Smiling is contagious. Researchers are also clear that mere exposure to a smiling face (even if it’s a weird VR avatar face) can predict a lift in one’s mood, through what’s known as “mood migration”—which means that we need to hang around with happy-looking people a lot more often. (Or happy avatars as a close second?) If the people in your social sphere have Resting Bitch Face, well, the evidence seems clear that they need to be turfed from your life.
Smiling makes us likeable. The act of smiling when you don’t feel like smiling is called “expressive dissonance,” and studies have shown that it builds likeability and social bonds, so even if you don’t trick yourself into a better mood, you’ll be better received by others (which might put you in a better mood, especially if you yearn to be liked). Log this as a mental note the next time you’re meeting new people at a party or networking event . . . fix your face to have a smile on it and you’ll be the belle of the ball. (Or at least not a social pariah.)
Smiling makes people perceive women as more attractive.Researchers asked people to evaluate 240 photos of men and women and classify them as attractive or unattractive.
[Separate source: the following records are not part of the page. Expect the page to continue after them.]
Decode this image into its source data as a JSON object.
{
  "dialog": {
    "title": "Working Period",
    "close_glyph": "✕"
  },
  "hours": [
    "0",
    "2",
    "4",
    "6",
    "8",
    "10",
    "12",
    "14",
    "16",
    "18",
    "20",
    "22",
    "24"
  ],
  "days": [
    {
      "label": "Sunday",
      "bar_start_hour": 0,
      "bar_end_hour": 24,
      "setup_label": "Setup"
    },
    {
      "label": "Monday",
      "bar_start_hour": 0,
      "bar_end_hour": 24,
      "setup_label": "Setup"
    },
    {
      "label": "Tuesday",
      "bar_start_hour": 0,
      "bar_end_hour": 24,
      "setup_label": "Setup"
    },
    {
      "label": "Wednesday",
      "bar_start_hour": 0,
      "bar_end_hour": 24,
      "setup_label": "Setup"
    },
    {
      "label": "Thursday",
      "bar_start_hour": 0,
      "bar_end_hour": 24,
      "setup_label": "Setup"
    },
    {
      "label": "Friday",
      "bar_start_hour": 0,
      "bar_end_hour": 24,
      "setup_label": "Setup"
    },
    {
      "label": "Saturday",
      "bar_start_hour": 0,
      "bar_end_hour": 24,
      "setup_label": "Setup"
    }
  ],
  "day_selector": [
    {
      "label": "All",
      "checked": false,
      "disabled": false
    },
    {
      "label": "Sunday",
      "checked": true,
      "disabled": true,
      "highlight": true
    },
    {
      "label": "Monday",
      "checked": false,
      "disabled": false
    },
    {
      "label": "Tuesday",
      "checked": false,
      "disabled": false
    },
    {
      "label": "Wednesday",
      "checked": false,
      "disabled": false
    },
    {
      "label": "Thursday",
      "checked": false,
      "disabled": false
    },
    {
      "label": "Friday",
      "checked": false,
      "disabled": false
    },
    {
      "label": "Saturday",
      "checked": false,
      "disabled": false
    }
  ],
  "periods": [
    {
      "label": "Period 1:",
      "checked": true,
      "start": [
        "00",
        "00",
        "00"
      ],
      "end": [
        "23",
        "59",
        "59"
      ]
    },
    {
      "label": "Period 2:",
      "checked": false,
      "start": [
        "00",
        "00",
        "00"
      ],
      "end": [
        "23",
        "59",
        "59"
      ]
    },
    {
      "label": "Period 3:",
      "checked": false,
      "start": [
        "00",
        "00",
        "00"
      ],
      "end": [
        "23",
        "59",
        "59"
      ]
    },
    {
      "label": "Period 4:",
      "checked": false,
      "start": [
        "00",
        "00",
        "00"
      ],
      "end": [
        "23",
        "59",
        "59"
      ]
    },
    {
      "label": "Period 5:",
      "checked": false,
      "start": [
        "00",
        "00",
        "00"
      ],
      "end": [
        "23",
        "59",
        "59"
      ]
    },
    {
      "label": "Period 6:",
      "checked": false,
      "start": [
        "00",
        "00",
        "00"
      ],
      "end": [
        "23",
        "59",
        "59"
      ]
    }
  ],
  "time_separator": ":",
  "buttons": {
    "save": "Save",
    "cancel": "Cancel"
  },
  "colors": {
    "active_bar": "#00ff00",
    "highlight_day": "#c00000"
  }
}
The results? “A positive facial expression improves facial attractiveness in women more than in men.” Discuss amongst yourselves.
Smiling makes exercise less tortuous.Study participants using a stationary bike perceived less desire to kill themselves for signing up for a study using a stationary bike physical exertion when they were deliberately smiling than when they were deliberately frowning. They also reported an increase in positive affect after smiling while on the bike.
So here we are, talking about rigging our happiness through smiling, and while it is a great shortcut to a better mood, I’d be remiss if I didn’t alsocampaign for ACTUALLY DOING THINGS THAT MAKE YOU HAPPY. (Oh right, that.) But when you’re in a pinch and the going’s tough, the tough get smiling. You can’t go back and smile in college, or on your MLB card, but you can start smiling from now on.
Do it with me right now: smile big and bright. Yes! You do look like an idiot! And that’s okay. Smile even bigger, using your eyes and eyebrows. (No one really knows what it means to smile with your eyes, but it likely involves crinkling.) Do your cheeks hurt yet? (One study required participants to hold a smile for four minutes, so be thankful I’m only asking for a few seconds.) More eyes! More teeth! And you’re done.
Thich Nhat Hanh said it best: “Sometimes your joy is the source of your smile, but sometimes your smile can be the source of your joy.”
Go smile up a storm out there—with 73% more eye-crinkling. Things are looking up.
Here are 114 happy faces, and 1 unhappy face. Can you find the sad guy? And do I have too much time on my hands to doodle 115 faces? I’m smiling so it’s okay.